**** DATA TO USE ****

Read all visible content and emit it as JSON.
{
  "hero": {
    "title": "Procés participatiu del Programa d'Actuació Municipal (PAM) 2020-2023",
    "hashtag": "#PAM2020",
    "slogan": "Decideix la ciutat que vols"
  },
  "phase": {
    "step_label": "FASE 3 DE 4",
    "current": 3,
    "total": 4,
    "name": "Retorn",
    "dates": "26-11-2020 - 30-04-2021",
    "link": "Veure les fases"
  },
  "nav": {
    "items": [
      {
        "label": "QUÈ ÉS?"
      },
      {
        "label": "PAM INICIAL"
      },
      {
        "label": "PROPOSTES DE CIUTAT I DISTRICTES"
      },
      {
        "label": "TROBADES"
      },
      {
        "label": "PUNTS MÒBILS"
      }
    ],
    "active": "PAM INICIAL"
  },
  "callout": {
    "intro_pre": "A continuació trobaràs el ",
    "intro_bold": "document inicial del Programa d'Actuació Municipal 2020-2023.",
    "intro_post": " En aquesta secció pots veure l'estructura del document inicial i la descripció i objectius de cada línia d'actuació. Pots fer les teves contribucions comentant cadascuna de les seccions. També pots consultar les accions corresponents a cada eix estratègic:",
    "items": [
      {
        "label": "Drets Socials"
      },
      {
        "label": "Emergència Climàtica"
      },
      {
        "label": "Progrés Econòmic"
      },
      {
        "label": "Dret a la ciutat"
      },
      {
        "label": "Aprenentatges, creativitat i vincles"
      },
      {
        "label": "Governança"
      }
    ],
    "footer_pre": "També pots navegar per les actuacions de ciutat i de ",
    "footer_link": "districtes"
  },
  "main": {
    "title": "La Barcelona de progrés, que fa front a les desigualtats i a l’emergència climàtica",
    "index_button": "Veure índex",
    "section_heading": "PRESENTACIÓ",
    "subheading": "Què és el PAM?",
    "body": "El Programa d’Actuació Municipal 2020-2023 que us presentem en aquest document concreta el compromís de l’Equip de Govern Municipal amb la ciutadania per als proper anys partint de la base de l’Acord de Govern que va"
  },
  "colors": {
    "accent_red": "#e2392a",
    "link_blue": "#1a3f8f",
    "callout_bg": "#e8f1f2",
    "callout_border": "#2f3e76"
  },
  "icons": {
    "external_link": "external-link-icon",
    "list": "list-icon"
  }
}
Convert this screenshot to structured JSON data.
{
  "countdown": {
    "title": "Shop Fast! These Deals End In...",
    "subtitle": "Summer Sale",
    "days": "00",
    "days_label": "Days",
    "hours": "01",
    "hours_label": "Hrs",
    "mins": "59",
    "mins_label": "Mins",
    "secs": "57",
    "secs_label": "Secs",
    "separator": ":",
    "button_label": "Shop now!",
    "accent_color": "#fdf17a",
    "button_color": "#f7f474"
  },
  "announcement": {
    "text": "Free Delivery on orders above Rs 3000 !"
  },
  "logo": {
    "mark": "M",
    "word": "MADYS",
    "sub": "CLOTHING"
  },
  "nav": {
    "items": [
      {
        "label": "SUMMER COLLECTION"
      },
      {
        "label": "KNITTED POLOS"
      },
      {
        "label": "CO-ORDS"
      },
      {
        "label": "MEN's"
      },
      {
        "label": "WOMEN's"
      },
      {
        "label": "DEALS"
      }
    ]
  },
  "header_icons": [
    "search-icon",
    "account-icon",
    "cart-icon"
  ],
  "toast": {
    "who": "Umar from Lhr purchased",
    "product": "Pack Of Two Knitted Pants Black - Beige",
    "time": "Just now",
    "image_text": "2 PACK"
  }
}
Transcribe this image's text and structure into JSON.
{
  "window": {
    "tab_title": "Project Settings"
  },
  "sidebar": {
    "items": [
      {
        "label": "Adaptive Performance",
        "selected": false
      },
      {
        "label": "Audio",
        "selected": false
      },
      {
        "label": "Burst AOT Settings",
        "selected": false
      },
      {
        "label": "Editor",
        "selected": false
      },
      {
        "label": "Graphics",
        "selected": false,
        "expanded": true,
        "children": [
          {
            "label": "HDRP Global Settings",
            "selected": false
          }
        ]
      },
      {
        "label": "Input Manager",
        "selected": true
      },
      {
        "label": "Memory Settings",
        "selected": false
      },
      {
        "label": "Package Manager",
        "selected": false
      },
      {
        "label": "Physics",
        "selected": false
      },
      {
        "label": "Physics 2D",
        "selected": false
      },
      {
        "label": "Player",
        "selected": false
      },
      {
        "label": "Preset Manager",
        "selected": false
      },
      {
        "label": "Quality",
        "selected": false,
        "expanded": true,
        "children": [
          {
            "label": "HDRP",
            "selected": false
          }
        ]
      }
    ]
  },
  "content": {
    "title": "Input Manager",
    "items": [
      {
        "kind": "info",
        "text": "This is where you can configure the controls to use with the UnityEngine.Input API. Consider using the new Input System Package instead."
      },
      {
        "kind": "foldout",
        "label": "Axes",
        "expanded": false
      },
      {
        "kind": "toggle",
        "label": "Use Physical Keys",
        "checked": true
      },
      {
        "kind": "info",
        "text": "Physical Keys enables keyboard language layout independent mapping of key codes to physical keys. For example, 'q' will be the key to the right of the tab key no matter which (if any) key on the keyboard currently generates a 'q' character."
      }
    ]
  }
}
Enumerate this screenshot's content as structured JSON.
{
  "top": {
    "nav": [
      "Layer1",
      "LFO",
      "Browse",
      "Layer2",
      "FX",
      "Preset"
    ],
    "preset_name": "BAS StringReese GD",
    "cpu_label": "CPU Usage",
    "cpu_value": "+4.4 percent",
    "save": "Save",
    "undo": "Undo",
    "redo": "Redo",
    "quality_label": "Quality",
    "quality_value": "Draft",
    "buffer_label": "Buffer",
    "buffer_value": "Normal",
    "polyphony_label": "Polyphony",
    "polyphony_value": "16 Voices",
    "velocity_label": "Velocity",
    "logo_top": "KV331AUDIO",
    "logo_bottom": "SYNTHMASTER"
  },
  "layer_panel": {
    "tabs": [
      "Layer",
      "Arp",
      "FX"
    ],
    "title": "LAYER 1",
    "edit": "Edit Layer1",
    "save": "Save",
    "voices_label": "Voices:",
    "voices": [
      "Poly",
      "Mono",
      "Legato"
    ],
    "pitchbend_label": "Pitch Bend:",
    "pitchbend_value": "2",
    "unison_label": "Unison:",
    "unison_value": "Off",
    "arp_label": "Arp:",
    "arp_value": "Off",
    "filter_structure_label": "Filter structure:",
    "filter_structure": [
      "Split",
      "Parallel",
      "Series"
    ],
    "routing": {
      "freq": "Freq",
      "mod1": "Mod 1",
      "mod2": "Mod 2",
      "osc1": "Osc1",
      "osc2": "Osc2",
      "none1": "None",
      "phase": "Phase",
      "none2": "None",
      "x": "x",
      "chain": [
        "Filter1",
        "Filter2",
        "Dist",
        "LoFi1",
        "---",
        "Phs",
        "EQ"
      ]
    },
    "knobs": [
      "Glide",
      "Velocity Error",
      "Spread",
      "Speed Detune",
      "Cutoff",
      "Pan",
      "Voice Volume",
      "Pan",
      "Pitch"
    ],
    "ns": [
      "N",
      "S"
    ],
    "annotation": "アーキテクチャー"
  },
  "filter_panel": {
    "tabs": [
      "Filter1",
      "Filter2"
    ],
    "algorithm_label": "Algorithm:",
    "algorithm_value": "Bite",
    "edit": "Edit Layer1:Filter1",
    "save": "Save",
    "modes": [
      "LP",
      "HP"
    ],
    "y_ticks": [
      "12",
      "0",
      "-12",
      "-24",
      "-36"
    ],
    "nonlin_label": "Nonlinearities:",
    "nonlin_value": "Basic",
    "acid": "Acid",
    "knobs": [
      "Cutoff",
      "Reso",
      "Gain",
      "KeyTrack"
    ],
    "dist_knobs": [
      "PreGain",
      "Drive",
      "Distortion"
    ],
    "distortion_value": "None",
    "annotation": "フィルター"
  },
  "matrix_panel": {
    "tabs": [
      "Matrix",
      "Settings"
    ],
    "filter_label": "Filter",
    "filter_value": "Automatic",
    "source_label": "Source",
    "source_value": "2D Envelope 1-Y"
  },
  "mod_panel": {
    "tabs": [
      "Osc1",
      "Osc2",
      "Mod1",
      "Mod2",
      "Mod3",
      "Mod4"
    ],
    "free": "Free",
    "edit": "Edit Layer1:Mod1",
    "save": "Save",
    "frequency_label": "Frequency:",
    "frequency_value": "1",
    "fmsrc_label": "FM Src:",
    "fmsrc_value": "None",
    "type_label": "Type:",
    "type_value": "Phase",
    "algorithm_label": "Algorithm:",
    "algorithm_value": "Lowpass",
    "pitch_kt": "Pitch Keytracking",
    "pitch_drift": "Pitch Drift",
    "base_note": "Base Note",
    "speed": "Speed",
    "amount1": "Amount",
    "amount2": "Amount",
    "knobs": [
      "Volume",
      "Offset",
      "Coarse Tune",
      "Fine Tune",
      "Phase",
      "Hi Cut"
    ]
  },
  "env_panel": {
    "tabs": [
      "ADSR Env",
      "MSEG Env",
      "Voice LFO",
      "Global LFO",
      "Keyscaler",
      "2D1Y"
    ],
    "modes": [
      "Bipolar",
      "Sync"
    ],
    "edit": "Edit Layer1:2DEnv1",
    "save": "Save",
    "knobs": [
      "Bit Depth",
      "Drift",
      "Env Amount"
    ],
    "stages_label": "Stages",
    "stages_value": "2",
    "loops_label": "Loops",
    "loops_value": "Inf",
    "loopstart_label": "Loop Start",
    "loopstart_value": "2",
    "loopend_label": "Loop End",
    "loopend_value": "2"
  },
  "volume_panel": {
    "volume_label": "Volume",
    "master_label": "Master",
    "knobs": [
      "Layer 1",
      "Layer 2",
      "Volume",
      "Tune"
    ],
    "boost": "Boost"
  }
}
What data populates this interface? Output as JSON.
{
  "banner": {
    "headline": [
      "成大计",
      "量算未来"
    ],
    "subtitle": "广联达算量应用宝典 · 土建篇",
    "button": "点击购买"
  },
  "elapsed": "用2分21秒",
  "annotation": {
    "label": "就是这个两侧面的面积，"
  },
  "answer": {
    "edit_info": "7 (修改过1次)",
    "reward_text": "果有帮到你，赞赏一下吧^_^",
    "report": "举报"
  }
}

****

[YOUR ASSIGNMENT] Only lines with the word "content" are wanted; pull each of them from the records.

[ANSWER FOR THIS EXERCISE]
Read all visible content and emit it as JSON.
  "content": {
Enumerate this screenshot's content as structured JSON.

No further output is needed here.